**Exercise**
Retype the listing exactly. Leave out the images.

**Data for processing**
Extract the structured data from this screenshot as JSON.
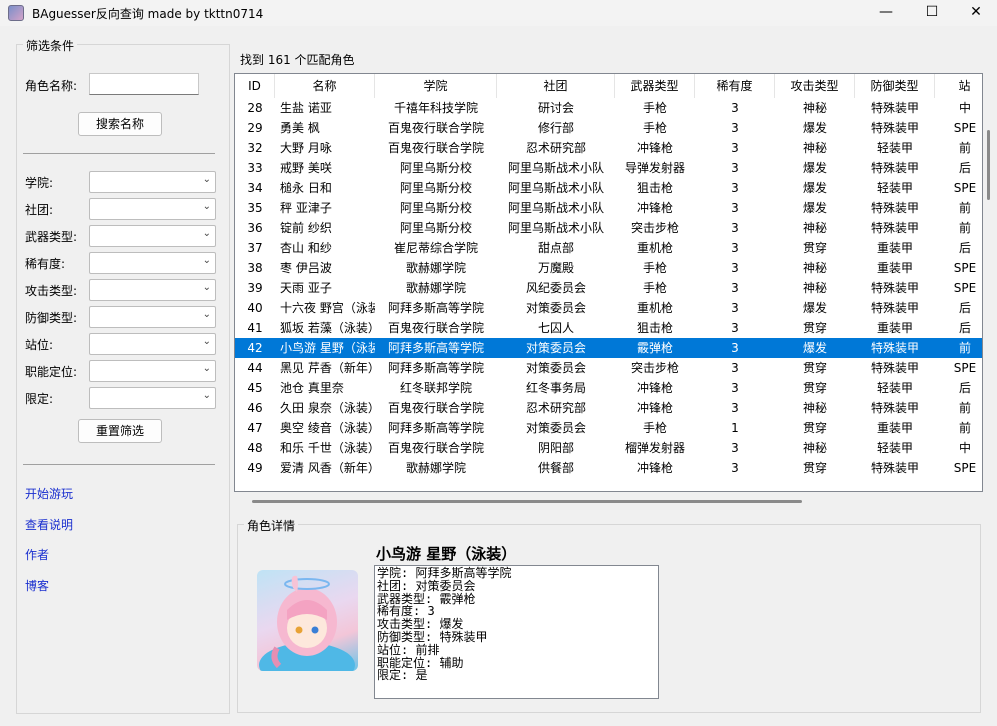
{
  "window": {
    "title": "BAguesser反向查询 made by tkttn0714",
    "minimize": "—",
    "maximize": "☐",
    "close": "✕"
  },
  "filters": {
    "group_title": "筛选条件",
    "name_label": "角色名称:",
    "name_value": "",
    "search_button": "搜索名称",
    "fields": [
      {
        "label": "学院:",
        "value": ""
      },
      {
        "label": "社团:",
        "value": ""
      },
      {
        "label": "武器类型:",
        "value": ""
      },
      {
        "label": "稀有度:",
        "value": ""
      },
      {
        "label": "攻击类型:",
        "value": ""
      },
      {
        "label": "防御类型:",
        "value": ""
      },
      {
        "label": "站位:",
        "value": ""
      },
      {
        "label": "职能定位:",
        "value": ""
      },
      {
        "label": "限定:",
        "value": ""
      }
    ],
    "reset_button": "重置筛选"
  },
  "links": [
    "开始游玩",
    "查看说明",
    "作者",
    "博客"
  ],
  "results": {
    "count_text": "找到 161 个匹配角色",
    "columns": [
      "ID",
      "名称",
      "学院",
      "社团",
      "武器类型",
      "稀有度",
      "攻击类型",
      "防御类型",
      "站"
    ],
    "rows": [
      [
        "28",
        "生盐 诺亚",
        "千禧年科技学院",
        "研讨会",
        "手枪",
        "3",
        "神秘",
        "特殊装甲",
        "中"
      ],
      [
        "29",
        "勇美 枫",
        "百鬼夜行联合学院",
        "修行部",
        "手枪",
        "3",
        "爆发",
        "特殊装甲",
        "SPE"
      ],
      [
        "32",
        "大野 月咏",
        "百鬼夜行联合学院",
        "忍术研究部",
        "冲锋枪",
        "3",
        "神秘",
        "轻装甲",
        "前"
      ],
      [
        "33",
        "戒野 美咲",
        "阿里乌斯分校",
        "阿里乌斯战术小队",
        "导弹发射器",
        "3",
        "爆发",
        "特殊装甲",
        "后"
      ],
      [
        "34",
        "槌永 日和",
        "阿里乌斯分校",
        "阿里乌斯战术小队",
        "狙击枪",
        "3",
        "爆发",
        "轻装甲",
        "SPE"
      ],
      [
        "35",
        "秤 亚津子",
        "阿里乌斯分校",
        "阿里乌斯战术小队",
        "冲锋枪",
        "3",
        "爆发",
        "特殊装甲",
        "前"
      ],
      [
        "36",
        "锭前 纱织",
        "阿里乌斯分校",
        "阿里乌斯战术小队",
        "突击步枪",
        "3",
        "神秘",
        "特殊装甲",
        "前"
      ],
      [
        "37",
        "杏山 和纱",
        "崔尼蒂综合学院",
        "甜点部",
        "重机枪",
        "3",
        "贯穿",
        "重装甲",
        "后"
      ],
      [
        "38",
        "枣 伊吕波",
        "歌赫娜学院",
        "万魔殿",
        "手枪",
        "3",
        "神秘",
        "重装甲",
        "SPE"
      ],
      [
        "39",
        "天雨 亚子",
        "歌赫娜学院",
        "风纪委员会",
        "手枪",
        "3",
        "神秘",
        "特殊装甲",
        "SPE"
      ],
      [
        "40",
        "十六夜 野宫（泳装）",
        "阿拜多斯高等学院",
        "对策委员会",
        "重机枪",
        "3",
        "爆发",
        "特殊装甲",
        "后"
      ],
      [
        "41",
        "狐坂 若藻（泳装）",
        "百鬼夜行联合学院",
        "七囚人",
        "狙击枪",
        "3",
        "贯穿",
        "重装甲",
        "后"
      ],
      [
        "42",
        "小鸟游 星野（泳装）",
        "阿拜多斯高等学院",
        "对策委员会",
        "霰弹枪",
        "3",
        "爆发",
        "特殊装甲",
        "前"
      ],
      [
        "44",
        "黑见 芹香（新年）",
        "阿拜多斯高等学院",
        "对策委员会",
        "突击步枪",
        "3",
        "贯穿",
        "特殊装甲",
        "SPE"
      ],
      [
        "45",
        "池仓 真里奈",
        "红冬联邦学院",
        "红冬事务局",
        "冲锋枪",
        "3",
        "贯穿",
        "轻装甲",
        "后"
      ],
      [
        "46",
        "久田 泉奈（泳装）",
        "百鬼夜行联合学院",
        "忍术研究部",
        "冲锋枪",
        "3",
        "神秘",
        "特殊装甲",
        "前"
      ],
      [
        "47",
        "奥空 绫音（泳装）",
        "阿拜多斯高等学院",
        "对策委员会",
        "手枪",
        "1",
        "贯穿",
        "重装甲",
        "前"
      ],
      [
        "48",
        "和乐 千世（泳装）",
        "百鬼夜行联合学院",
        "阴阳部",
        "榴弹发射器",
        "3",
        "神秘",
        "轻装甲",
        "中"
      ],
      [
        "49",
        "爱清 风香（新年）",
        "歌赫娜学院",
        "供餐部",
        "冲锋枪",
        "3",
        "贯穿",
        "特殊装甲",
        "SPE"
      ]
    ],
    "selected_index": 12
  },
  "detail": {
    "group_title": "角色详情",
    "name": "小鸟游 星野（泳装）",
    "lines": [
      "学院: 阿拜多斯高等学院",
      "社团: 对策委员会",
      "武器类型: 霰弹枪",
      "稀有度: 3",
      "攻击类型: 爆发",
      "防御类型: 特殊装甲",
      "站位: 前排",
      "职能定位: 辅助",
      "限定: 是"
    ]
  }
}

**Your solution**
Extract the structured data from this screenshot as JSON.
{
  "window": {
    "title": "BAguesser反向查询 made by tkttn0714",
    "minimize": "—",
    "maximize": "☐",
    "close": "✕"
  },
  "filters": {
    "group_title": "筛选条件",
    "name_label": "角色名称:",
    "name_value": "",
    "search_button": "搜索名称",
    "fields": [
      {
        "label": "学院:",
        "value": ""
      },
      {
        "label": "社团:",
        "value": ""
      },
      {
        "label": "武器类型:",
        "value": ""
      },
      {
        "label": "稀有度:",
        "value": ""
      },
      {
        "label": "攻击类型:",
        "value": ""
      },
      {
        "label": "防御类型:",
        "value": ""
      },
      {
        "label": "站位:",
        "value": ""
      },
      {
        "label": "职能定位:",
        "value": ""
      },
      {
        "label": "限定:",
        "value": ""
      }
    ],
    "reset_button": "重置筛选"
  },
  "links": [
    "开始游玩",
    "查看说明",
    "作者",
    "博客"
  ],
  "results": {
    "count_text": "找到 161 个匹配角色",
    "columns": [
      "ID",
      "名称",
      "学院",
      "社团",
      "武器类型",
      "稀有度",
      "攻击类型",
      "防御类型",
      "站"
    ],
    "rows": [
      [
        "28",
        "生盐 诺亚",
        "千禧年科技学院",
        "研讨会",
        "手枪",
        "3",
        "神秘",
        "特殊装甲",
        "中"
      ],
      [
        "29",
        "勇美 枫",
        "百鬼夜行联合学院",
        "修行部",
        "手枪",
        "3",
        "爆发",
        "特殊装甲",
        "SPE"
      ],
      [
        "32",
        "大野 月咏",
        "百鬼夜行联合学院",
        "忍术研究部",
        "冲锋枪",
        "3",
        "神秘",
        "轻装甲",
        "前"
      ],
      [
        "33",
        "戒野 美咲",
        "阿里乌斯分校",
        "阿里乌斯战术小队",
        "导弹发射器",
        "3",
        "爆发",
        "特殊装甲",
        "后"
      ],
      [
        "34",
        "槌永 日和",
        "阿里乌斯分校",
        "阿里乌斯战术小队",
        "狙击枪",
        "3",
        "爆发",
        "轻装甲",
        "SPE"
      ],
      [
        "35",
        "秤 亚津子",
        "阿里乌斯分校",
        "阿里乌斯战术小队",
        "冲锋枪",
        "3",
        "爆发",
        "特殊装甲",
        "前"
      ],
      [
        "36",
        "锭前 纱织",
        "阿里乌斯分校",
        "阿里乌斯战术小队",
        "突击步枪",
        "3",
        "神秘",
        "特殊装甲",
        "前"
      ],
      [
        "37",
        "杏山 和纱",
        "崔尼蒂综合学院",
        "甜点部",
        "重机枪",
        "3",
        "贯穿",
        "重装甲",
        "后"
      ],
      [
        "38",
        "枣 伊吕波",
        "歌赫娜学院",
        "万魔殿",
        "手枪",
        "3",
        "神秘",
        "重装甲",
        "SPE"
      ],
      [
        "39",
        "天雨 亚子",
        "歌赫娜学院",
        "风纪委员会",
        "手枪",
        "3",
        "神秘",
        "特殊装甲",
        "SPE"
      ],
      [
        "40",
        "十六夜 野宫（泳装）",
        "阿拜多斯高等学院",
        "对策委员会",
        "重机枪",
        "3",
        "爆发",
        "特殊装甲",
        "后"
      ],
      [
        "41",
        "狐坂 若藻（泳装）",
        "百鬼夜行联合学院",
        "七囚人",
        "狙击枪",
        "3",
        "贯穿",
        "重装甲",
        "后"
      ],
      [
        "42",
        "小鸟游 星野（泳装）",
        "阿拜多斯高等学院",
        "对策委员会",
        "霰弹枪",
        "3",
        "爆发",
        "特殊装甲",
        "前"
      ],
      [
        "44",
        "黑见 芹香（新年）",
        "阿拜多斯高等学院",
        "对策委员会",
        "突击步枪",
        "3",
        "贯穿",
        "特殊装甲",
        "SPE"
      ],
      [
        "45",
        "池仓 真里奈",
        "红冬联邦学院",
        "红冬事务局",
        "冲锋枪",
        "3",
        "贯穿",
        "轻装甲",
        "后"
      ],
      [
        "46",
        "久田 泉奈（泳装）",
        "百鬼夜行联合学院",
        "忍术研究部",
        "冲锋枪",
        "3",
        "神秘",
        "特殊装甲",
        "前"
      ],
      [
        "47",
        "奥空 绫音（泳装）",
        "阿拜多斯高等学院",
        "对策委员会",
        "手枪",
        "1",
        "贯穿",
        "重装甲",
        "前"
      ],
      [
        "48",
        "和乐 千世（泳装）",
        "百鬼夜行联合学院",
        "阴阳部",
        "榴弹发射器",
        "3",
        "神秘",
        "轻装甲",
        "中"
      ],
      [
        "49",
        "爱清 风香（新年）",
        "歌赫娜学院",
        "供餐部",
        "冲锋枪",
        "3",
        "贯穿",
        "特殊装甲",
        "SPE"
      ]
    ],
    "selected_index": 12
  },
  "detail": {
    "group_title": "角色详情",
    "name": "小鸟游 星野（泳装）",
    "lines": [
      "学院: 阿拜多斯高等学院",
      "社团: 对策委员会",
      "武器类型: 霰弹枪",
      "稀有度: 3",
      "攻击类型: 爆发",
      "防御类型: 特殊装甲",
      "站位: 前排",
      "职能定位: 辅助",
      "限定: 是"
    ]
  }
}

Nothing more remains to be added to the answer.